- _ACTION ITEM_
The word to look for is "registerNatives". Report every line of the entries below that has it.

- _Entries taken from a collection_
Start of Block
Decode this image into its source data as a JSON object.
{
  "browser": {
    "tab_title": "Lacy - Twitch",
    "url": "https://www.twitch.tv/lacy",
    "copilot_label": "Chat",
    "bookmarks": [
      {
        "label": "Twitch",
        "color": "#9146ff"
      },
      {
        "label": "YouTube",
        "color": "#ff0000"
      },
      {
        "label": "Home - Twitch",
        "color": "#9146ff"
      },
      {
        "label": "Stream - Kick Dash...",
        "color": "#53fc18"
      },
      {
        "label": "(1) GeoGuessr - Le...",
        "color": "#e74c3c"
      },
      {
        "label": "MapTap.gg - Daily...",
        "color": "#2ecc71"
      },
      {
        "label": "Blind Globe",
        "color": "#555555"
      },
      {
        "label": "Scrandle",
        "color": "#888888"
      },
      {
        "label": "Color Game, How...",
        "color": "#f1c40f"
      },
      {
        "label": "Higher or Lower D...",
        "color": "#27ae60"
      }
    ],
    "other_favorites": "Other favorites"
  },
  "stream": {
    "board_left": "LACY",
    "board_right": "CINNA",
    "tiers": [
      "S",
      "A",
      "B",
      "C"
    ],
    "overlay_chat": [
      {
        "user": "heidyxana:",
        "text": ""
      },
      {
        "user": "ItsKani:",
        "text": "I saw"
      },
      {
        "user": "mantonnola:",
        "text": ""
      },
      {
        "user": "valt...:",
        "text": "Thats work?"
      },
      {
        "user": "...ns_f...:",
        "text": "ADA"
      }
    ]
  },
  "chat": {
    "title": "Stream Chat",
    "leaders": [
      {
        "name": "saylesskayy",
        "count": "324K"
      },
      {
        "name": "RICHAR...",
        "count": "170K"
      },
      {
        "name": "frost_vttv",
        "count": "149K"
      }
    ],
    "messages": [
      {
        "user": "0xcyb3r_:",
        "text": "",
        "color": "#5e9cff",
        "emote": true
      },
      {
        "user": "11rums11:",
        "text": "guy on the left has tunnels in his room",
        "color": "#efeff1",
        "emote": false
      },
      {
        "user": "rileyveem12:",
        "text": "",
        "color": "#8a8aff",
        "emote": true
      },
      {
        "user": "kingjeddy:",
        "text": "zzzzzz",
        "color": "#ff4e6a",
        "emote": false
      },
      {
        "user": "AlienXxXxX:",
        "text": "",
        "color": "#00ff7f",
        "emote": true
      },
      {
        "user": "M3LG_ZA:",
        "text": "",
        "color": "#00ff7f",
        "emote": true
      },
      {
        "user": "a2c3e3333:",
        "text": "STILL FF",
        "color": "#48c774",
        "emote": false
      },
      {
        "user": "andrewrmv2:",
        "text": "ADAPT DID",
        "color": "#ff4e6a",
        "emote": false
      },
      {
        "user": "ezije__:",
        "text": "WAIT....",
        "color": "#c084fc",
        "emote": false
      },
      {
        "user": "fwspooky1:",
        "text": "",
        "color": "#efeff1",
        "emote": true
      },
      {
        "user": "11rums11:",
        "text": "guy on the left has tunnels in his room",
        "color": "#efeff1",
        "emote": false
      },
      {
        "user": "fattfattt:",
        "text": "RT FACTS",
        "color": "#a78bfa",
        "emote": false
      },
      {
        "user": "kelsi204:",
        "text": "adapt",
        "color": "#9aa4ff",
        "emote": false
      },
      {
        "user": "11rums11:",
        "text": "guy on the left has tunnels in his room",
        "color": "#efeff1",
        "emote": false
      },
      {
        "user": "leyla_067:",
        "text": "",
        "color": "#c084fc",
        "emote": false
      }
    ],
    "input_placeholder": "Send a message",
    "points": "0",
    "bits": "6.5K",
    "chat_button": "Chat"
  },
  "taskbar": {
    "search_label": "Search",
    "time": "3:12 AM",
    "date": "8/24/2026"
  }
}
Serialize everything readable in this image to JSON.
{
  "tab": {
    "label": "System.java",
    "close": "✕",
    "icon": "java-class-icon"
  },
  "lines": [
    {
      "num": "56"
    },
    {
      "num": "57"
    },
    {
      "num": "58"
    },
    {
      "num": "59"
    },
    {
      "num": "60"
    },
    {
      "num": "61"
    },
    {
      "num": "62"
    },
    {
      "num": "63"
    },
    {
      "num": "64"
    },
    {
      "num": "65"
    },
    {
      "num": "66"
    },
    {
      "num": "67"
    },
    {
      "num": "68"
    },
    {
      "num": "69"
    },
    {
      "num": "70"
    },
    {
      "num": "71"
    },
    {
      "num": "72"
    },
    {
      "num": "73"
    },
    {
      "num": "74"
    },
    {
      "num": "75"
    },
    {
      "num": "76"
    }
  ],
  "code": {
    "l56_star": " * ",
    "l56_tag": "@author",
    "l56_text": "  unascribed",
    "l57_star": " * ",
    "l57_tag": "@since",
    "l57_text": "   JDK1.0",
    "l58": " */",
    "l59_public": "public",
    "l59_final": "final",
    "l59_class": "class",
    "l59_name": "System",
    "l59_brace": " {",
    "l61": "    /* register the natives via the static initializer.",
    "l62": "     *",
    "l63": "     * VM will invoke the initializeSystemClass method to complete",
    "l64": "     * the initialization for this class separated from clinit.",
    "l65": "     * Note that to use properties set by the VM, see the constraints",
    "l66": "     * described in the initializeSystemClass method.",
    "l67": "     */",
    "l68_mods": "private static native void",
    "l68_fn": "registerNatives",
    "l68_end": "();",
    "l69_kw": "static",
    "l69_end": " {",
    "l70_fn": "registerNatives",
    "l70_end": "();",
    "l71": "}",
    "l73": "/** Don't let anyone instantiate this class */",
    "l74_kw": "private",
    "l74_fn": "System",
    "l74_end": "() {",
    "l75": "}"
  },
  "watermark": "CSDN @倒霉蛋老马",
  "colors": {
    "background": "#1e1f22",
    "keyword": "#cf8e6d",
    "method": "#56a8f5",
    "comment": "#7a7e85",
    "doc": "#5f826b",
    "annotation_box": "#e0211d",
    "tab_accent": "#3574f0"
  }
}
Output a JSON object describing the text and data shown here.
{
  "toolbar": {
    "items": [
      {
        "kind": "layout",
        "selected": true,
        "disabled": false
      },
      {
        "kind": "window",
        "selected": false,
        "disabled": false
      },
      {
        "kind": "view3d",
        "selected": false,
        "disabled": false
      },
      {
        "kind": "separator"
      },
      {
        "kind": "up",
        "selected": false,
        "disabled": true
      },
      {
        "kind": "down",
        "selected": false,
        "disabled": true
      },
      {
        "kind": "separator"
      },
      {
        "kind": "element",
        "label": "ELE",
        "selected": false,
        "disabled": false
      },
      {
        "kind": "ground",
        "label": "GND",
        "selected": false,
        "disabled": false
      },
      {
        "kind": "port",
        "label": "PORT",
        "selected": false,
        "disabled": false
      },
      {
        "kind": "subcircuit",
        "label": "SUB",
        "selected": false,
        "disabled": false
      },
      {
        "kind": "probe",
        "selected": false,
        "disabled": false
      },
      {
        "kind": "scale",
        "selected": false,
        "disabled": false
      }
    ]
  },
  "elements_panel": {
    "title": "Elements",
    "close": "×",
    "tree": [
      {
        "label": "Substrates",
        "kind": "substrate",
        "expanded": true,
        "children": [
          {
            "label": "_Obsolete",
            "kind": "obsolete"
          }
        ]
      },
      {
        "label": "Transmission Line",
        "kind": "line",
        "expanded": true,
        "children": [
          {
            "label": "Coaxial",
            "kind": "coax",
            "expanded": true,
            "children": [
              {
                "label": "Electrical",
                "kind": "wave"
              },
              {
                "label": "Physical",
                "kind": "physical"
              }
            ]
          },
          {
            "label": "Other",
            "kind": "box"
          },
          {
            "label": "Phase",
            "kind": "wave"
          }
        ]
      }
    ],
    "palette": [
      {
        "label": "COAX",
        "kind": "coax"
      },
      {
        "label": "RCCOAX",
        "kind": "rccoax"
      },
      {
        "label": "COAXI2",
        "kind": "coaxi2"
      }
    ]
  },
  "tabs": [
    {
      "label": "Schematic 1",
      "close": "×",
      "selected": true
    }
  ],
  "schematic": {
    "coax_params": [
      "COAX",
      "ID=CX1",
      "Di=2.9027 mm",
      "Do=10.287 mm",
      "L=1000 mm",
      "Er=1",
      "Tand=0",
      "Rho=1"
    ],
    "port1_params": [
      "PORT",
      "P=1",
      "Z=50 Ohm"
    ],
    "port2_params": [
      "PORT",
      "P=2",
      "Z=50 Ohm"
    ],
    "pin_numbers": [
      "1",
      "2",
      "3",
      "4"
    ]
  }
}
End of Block
- _SOLUTION TO THIS TASK_
    "l68_fn": "registerNatives",
    "l70_fn": "registerNatives",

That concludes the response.